Kenyan forensic experts collect evidence at the site of the crash
Kenya's internal security minister George Saitoti, a key figure in his country's fight against Al-Qaeda-linked Shebab insurgents in neighbouring Somalia, was killed in a helicopter crash Sunday.
His death was hailed by his foes in the Shebab but they stopped short of making a claim of responsibility for the crash, whose cause has not yet been determined.
"(Shebab) welcomes the death of the evil minister upon whose authorisation thousands of Muslims suffered both in Somalia and in Kenya," the group said a message on its Twitter account.
Saitoti, 66, and five other people were killed when a police helicopter went down in the Ngong hills outside the capital shortly after take-off from Nairobi's Wilson airport.
The other victims were Joshua Orwa Ojode, the assistant minister for internal security, the two pilots -- including a woman -- and two bodyguards.
President Mwai Kibaki and Prime Minister Raila Odinga paid tribute to Saitoti, who played a prominent role in the campaign against Somali insurgents, blamed for a series of terror attacks and kidnappings on Kenyan soil.
"The government will ensure a thorough probe" into the cause of the crash, Odinga told journalists at the crash site.
Saitoti, who was planning to run for president next year to succeed Kibaki, was on his way to attend a religious ceremony in western Kenya when the Eurocopter came down in the Kibuku forest around 8:30 am (0530 GMT).
An AFP journalist saw six bodies charred beyond recognition being removed from the wreckage, while wads of bank notes lay scattered at the scene.
Investigators from the police, the Kenya Airports Authority (KAA) and the Kenya Civil Aviation Authority sealed off the area to try to establish the cause of the accident.
"Most probably it was caused by bad weather, it was foggy at the time it went down," a police officer involved in the investigation told AFP.
Another police source said Kenya had acquired the aircraft, which was fitted with state-of-the-art equipment, just five months ago.
One witness, farmer Ole Tolei, told AFP he had seen the aircraft "flying very low.

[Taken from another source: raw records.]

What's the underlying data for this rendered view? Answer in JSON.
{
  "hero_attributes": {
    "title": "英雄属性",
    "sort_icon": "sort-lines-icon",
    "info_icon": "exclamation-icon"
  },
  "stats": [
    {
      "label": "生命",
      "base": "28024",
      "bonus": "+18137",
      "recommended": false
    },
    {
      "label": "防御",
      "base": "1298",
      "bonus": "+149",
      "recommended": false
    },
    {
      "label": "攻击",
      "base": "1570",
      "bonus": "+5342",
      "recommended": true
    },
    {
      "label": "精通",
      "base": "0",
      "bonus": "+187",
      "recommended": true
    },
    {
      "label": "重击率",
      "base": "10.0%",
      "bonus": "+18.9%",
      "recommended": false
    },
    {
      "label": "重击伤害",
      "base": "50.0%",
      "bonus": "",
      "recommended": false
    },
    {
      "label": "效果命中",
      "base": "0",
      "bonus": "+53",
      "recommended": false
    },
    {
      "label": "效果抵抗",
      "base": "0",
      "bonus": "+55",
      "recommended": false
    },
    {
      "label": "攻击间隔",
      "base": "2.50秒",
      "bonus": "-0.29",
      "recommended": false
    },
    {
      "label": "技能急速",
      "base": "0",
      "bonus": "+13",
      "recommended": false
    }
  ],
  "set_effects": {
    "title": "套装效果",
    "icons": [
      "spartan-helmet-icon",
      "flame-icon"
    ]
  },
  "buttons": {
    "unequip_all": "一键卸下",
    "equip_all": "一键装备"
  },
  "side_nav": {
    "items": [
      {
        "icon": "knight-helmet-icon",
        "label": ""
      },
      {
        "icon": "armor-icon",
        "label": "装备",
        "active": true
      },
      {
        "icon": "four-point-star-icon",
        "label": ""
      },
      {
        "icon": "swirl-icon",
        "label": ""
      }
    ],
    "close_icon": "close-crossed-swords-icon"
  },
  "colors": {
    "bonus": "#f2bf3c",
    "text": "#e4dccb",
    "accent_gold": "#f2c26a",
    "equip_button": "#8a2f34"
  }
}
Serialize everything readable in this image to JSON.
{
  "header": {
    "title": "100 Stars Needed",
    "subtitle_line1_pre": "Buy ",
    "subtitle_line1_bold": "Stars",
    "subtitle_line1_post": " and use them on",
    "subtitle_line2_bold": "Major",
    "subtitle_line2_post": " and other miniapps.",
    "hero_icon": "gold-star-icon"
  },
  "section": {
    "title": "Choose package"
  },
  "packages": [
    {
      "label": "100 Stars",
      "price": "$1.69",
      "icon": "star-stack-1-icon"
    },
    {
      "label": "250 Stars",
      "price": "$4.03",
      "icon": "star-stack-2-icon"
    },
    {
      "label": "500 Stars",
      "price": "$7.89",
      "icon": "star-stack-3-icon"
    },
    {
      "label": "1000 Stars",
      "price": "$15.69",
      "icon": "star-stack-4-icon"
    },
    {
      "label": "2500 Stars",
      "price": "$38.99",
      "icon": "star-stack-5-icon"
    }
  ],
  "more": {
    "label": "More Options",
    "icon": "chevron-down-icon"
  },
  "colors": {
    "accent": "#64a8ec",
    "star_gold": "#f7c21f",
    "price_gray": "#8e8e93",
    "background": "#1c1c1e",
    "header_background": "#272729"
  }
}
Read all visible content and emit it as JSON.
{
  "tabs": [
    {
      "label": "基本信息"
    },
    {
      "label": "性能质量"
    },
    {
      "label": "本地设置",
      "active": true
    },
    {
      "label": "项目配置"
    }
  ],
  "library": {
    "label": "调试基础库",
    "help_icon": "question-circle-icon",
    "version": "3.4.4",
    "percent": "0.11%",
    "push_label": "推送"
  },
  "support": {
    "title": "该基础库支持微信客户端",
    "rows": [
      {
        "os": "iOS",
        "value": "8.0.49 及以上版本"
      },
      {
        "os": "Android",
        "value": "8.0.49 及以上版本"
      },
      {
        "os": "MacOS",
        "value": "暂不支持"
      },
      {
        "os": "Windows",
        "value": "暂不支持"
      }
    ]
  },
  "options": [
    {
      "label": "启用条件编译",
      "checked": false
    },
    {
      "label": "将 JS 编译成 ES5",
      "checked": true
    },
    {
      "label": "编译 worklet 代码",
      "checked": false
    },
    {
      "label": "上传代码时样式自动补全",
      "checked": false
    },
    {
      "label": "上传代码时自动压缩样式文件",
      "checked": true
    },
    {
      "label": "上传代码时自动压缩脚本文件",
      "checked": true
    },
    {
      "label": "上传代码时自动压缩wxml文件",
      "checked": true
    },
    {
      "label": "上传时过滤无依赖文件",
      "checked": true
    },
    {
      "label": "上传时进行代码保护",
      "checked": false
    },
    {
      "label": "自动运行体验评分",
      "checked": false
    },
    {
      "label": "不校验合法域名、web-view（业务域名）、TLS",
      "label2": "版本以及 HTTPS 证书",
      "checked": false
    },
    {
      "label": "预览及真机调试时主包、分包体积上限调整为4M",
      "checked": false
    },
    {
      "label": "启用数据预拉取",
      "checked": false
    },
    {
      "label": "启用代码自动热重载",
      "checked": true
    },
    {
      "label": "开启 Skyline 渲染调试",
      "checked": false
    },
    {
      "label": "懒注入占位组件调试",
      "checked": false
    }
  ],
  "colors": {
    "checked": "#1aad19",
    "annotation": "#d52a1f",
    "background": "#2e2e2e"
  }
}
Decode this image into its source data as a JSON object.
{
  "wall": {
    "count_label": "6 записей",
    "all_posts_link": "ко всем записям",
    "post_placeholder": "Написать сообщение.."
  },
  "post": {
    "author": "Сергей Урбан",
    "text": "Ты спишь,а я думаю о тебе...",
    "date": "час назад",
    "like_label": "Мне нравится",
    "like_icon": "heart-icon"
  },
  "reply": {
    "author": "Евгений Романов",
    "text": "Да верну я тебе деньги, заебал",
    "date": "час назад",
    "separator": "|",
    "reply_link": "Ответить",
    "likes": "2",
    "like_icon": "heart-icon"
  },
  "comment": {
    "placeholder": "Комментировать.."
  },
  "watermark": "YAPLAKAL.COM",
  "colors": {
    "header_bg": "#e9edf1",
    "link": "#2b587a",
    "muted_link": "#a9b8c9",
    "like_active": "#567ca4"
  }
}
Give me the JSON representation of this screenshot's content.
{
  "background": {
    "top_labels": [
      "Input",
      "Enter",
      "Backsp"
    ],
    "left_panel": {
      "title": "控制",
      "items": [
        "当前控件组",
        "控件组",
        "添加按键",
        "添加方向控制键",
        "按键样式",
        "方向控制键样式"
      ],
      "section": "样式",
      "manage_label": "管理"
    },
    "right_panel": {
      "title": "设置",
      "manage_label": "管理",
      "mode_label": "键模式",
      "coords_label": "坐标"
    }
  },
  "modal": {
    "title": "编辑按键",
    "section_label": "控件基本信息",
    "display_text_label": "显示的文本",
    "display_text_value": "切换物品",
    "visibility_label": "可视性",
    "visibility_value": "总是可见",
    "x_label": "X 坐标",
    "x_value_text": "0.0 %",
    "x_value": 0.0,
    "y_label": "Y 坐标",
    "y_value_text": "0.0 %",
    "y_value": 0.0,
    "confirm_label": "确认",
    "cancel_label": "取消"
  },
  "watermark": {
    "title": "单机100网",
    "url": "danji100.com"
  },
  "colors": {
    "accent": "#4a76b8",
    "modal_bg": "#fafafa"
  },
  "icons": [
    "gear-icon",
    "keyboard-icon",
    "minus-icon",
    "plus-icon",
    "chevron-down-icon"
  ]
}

It came down suddenly and we heard a loud explosion, and then it burst into flames."
Saitoti's ministerial role meant he controlled the state's top investigative arms, the National Security Intelligence Service and the Criminal Investigation Department.
Kenya sent thousands of troops into southern Somalia in October to fight the Shebab and protect its border. It was Saitoti who made the first public announcement of the invasion, a full two days after Kenyan troops crossed the border.
The Kenyan force has since been joined by Ethiopia in a bid to rout the Islamist group from their strongholds in the south and centre of the country.
Since Kenyan troops entered Somalia, several people have been killed in a series of attacks in border areas, and a bomb blast in a Nairobi shopping centre last month wounded 38 people.
Saitoti declared recently that the government would not be cowed by "terrorists".
But the Shebab warned Sunday that it would exact revenge for the actions of foreign forces in Somalia.
"For the hundreds of Muslims killed and displaced by Kenya's brutal invasion, Saitoti's death is but a droplet of justice in a sea of oppression," Shebab tweeted.
"The remaining invaders should be expectant that Allah will inflict his punishment by himself upon the kuffar (infidels) or by the hands of mujahideen," the militia said.
Kibaki said Sunday's deaths were "a devastating loss to our country," adding: "Minister Saitoti will forever be remembered as a hardworking and determined public servant who dedicated his time to the service of the Kenyan people."
Saitoti had also served as finance minister and was vice-president in the administration of Daniel Arap Moi from 1989-1997 and again from 1999-2002.
He jumped ship ahead of the 2002 election to join the opposition camp led by Kibaki after Moi, constitutionally barred from standing again, chose the then little-known Uhuru Kenyatta, the son of Kenya's founding father, as his successor.